When red-hot startups grow quickly, they tend to grow until they hit their head on the ceiling.
This is that awkward stage where the company starts making inexplicable decisions. This isnt Burn Rate, that ability to go through tons of money very quickly. Rather, lets call this the Burn Up and Implode Rate.
The pattern is all too familiar. The aggressive company that was positively anal about its focus starts branching out into unexpected areas, perhaps making a few ultra-high-pricetag acquisitions. As has been said many times, when these unorthodox decisions start getting made, the question shouldnt be, "Who came up with that idea?" It should be, "Who approved it?"
At this late stage of development, I would think Google would have grown beyond such a stage. But two recent incidents make me start to wonder if the search giants legendary discipline hasnt started to soften.
First, there was the decision to stage a party last month at eBays huge annual convention, a party designed to get eBays customers to not use eBays services for E-Commerce and to instead use Googles. Did I mention that eBay was—at the time—a huge Google customer?
eBay retaliated by yanking all of its ads and Google quickly canceled its party. eBay later said they would reinstate some of the ads. Maybe. If Google behaved themselves … and washed their cars … with toothbrushes.
It was an odd move, but one that could be dismissed as an anomaly, probably nothing more than an unchecked bit of excessive enthusiasm.
But then this month, one of Googles new corporate blogs posted this item about the new Michael Moore film, "Sicko". The post was written by a Google insider named Lauren Turner, whom the New York Times described as "a Health Account Planner at Google."
Turner tore into Moore and Sicko quite aggressively, saying, "Moore attacks health insurers, health providers and pharmaceutical companies by connecting them to isolated and emotional stories of the system at its worst.

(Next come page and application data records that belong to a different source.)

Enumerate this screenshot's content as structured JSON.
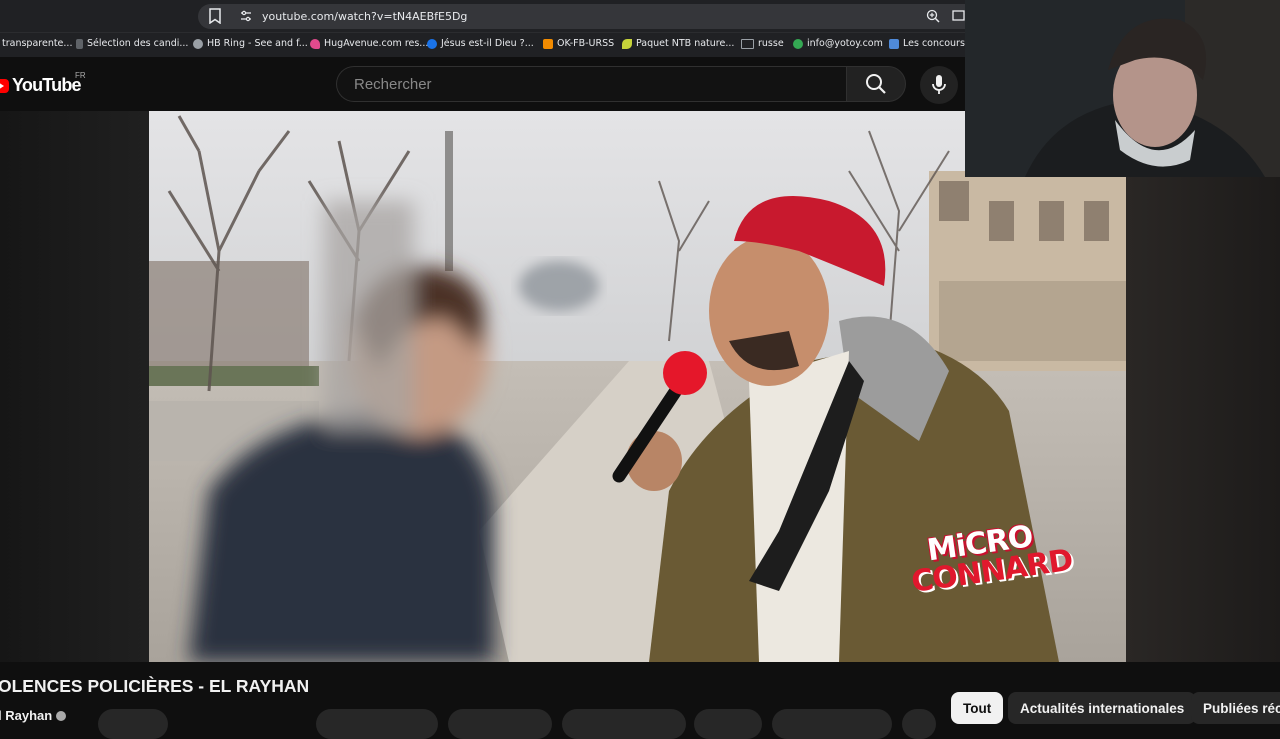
{
  "browser": {
    "url": "youtube.com/watch?v=tN4AEBfE5Dg",
    "bookmarks": [
      {
        "label": "transparente...",
        "color": "#5f6368"
      },
      {
        "label": "Sélection des candi...",
        "color": "#5f6368"
      },
      {
        "label": "HB Ring - See and f...",
        "color": "#9aa0a6"
      },
      {
        "label": "HugAvenue.com res...",
        "color": "#e24a8d"
      },
      {
        "label": "Jésus est-il Dieu ?...",
        "color": "#1a73e8"
      },
      {
        "label": "OK-FB-URSS",
        "color": "#f28b00"
      },
      {
        "label": "Paquet NTB nature...",
        "color": "#c6d33a"
      },
      {
        "label": "russe",
        "color": "#9aa0a6"
      },
      {
        "label": "info@yotoy.com",
        "color": "#34a853"
      },
      {
        "label": "Les concours de",
        "color": "#4f8ad9"
      }
    ]
  },
  "youtube": {
    "logo_text": "YouTube",
    "country_code": "FR",
    "search_placeholder": "Rechercher"
  },
  "video": {
    "overlay_logo_line1": "MiCRO",
    "overlay_logo_line2": "CONNARD",
    "title": "OLENCES POLICIÈRES - EL RAYHAN",
    "channel": "l Rayhan"
  },
  "chips": [
    {
      "label": "Tout",
      "active": true
    },
    {
      "label": "Actualités internationales",
      "active": false
    },
    {
      "label": "Publiées réc",
      "active": false
    }
  ],
  "colors": {
    "brand_red": "#ff0000",
    "background": "#0f0f0f",
    "beanie_red": "#c8192e"
  }
}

Moores film portrays the industry as money and marketing driven, and fails to show healthcares interest in patient well-being and care."
But the problem was not her position per se. It was that Googles senior people were apparently surprised that a strongly-worded opinion on an official Google blog, bylined by someone who appears to be a Google employee and clearly written as the voice of Google could somehow—gasp!—be interpreted as Googles position.
If youre unsure if it was written as the voice of Google, consider the line, "If youre interested in learning more about issue management campaigns or about how we can help your company better connect its assets online, e-mail us." Its the "us" that is the killer phrasing.
There are ways around this problem. But if a company is going to have an official blog and use employees to blog, then, yes, to be surprised that its the company view is to raise a lot of uncomfortable questions.
Google itself conceded that it wasnt watching the ball on this one, with another post where Google Product Manager Missy Krasner said bluntly, "We blew it."